“Since we need to identify land, capital funding, and operational funding for those sorts of projects, you are looking at two to three-year planning horizons. They don’t just happen overnight,” he said.
The ambition is ultimately to provide 20 new homes, housing 44 individuals.
‘We can address homeless, single men right away’
Erutse said the study made clear the community was experiencing a homelessness crisis.
“We decided to target that issue right away for men, single mothers, and families, to address their needs,” he said. “We know we can’t do it all at once, so we are going to take it in different phases and prioritize them. But we are committed to [the plan] and will follow through on it in the next fiscal year, for sure.”
After a feasibility study and review of building codes, KGHS made the decision to start work immediately on a transitional home for men “needing a safe, sober, supported environment.” The housing society will now work on solutions for other groups in need, such as a safe home for women and children.
Caesar said residents are welcome to stay for up to three years at the Kádúyı́le transitional home.
“It’s not like in the city where there are homes people can transition to,” he added. “There are literally no unused housing options in Fort Good Hope.
“Three years give us time to build new housing and develop the programs that can make these homes attainable for community members.”
In its 2020 strategic plan, KGHS reports the lack of housing “tends to fragment families and community ties … In addition, vulnerable residents returning from corrections or treatment programs do not have sufficient support in the community, often returning to unstable and unsafe situations.”
The plan states some in the community live with no power, nor plumbing, which can pose health and safety issues.
“Right now I think we’ve identified the needs and, based on the buildings we have right now, we can address the homeless, single men right away,” said Erutse.

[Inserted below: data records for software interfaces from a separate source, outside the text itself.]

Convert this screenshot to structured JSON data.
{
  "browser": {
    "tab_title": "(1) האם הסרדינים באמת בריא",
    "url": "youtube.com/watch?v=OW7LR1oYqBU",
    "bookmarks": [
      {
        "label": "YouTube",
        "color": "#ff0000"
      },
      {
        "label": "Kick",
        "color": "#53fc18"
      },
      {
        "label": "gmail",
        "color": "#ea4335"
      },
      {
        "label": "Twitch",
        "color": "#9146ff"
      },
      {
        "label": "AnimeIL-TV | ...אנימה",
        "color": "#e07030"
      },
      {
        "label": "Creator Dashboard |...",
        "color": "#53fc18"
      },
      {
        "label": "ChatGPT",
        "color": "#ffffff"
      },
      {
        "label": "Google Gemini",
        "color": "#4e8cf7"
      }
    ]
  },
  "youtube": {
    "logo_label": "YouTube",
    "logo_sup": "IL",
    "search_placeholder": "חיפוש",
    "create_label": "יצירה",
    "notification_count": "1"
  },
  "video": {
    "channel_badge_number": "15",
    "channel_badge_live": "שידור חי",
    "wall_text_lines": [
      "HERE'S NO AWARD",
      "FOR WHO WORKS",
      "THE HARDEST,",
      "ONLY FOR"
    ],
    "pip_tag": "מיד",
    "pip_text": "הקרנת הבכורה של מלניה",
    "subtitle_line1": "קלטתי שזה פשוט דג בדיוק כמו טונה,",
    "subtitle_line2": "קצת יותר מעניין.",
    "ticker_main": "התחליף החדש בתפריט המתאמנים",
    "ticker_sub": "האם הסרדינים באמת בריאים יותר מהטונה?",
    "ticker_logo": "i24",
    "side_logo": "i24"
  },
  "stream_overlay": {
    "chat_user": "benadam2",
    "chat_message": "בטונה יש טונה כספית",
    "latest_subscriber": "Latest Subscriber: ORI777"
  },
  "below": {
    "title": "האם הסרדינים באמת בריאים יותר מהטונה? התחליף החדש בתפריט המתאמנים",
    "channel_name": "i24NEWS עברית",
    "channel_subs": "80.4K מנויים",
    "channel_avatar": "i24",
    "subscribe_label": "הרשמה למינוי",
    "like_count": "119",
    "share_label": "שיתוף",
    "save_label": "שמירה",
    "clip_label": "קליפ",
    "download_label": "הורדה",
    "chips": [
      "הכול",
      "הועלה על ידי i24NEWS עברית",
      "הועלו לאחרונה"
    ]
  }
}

“[The society] is trying to renovate another building so we can accommodate single mothers and families. We’re trying to address those needs and have those plans activated right away.”
Staffing, programming next steps
Caesar said the society will be working with the NWT Housing Corporation to apply for co-investment funding through the federal government.
The aim is to build four rental units that would operate under the same transitional housing program, then introduce integrated case management – a way of helping vulnerable people navigate many government departments that has won praise in Yellowknife.
“When someone moves into the Kádúyı́le Home, the resident agrees to develop a personal plan and the housing coordinator will help them to develop that plan,” said Caesar.
”Our team’s role is to support them in achieving their goals in any way we can, and also linking them with other resource people who can support them.”
The housing society is looking to hire a permanent staff member, but Caesar says staffing is challenging.
“We looked at trying to recruit someone to our community who would have the right mix of strong administrative skills, social work, and cultural sensitivity,” he said.
“In the end, we decided to invest in our own people and are finalizing contracts locally.”
The society will support the new hire by “building a strong training and professional development framework,” he said.
“In fact, we’ve had agreements in place with contractors to come in for at least one week, every two months, to offer training and mentorship.”
That includes individuals with expertise in traditional counselling. The society hopes to have its new employee shadow the GNWT’s integrated case management staff.
“The [GNWT] have been very helpful in our planning process so far and we have a lot to learn from them, in terms of how to facilitate service providers to work together to help an individual while respecting that individual’s privacy,” he said.
“We are really excited to create opportunities for our staff, and for other service providers in the community to learn new skills.”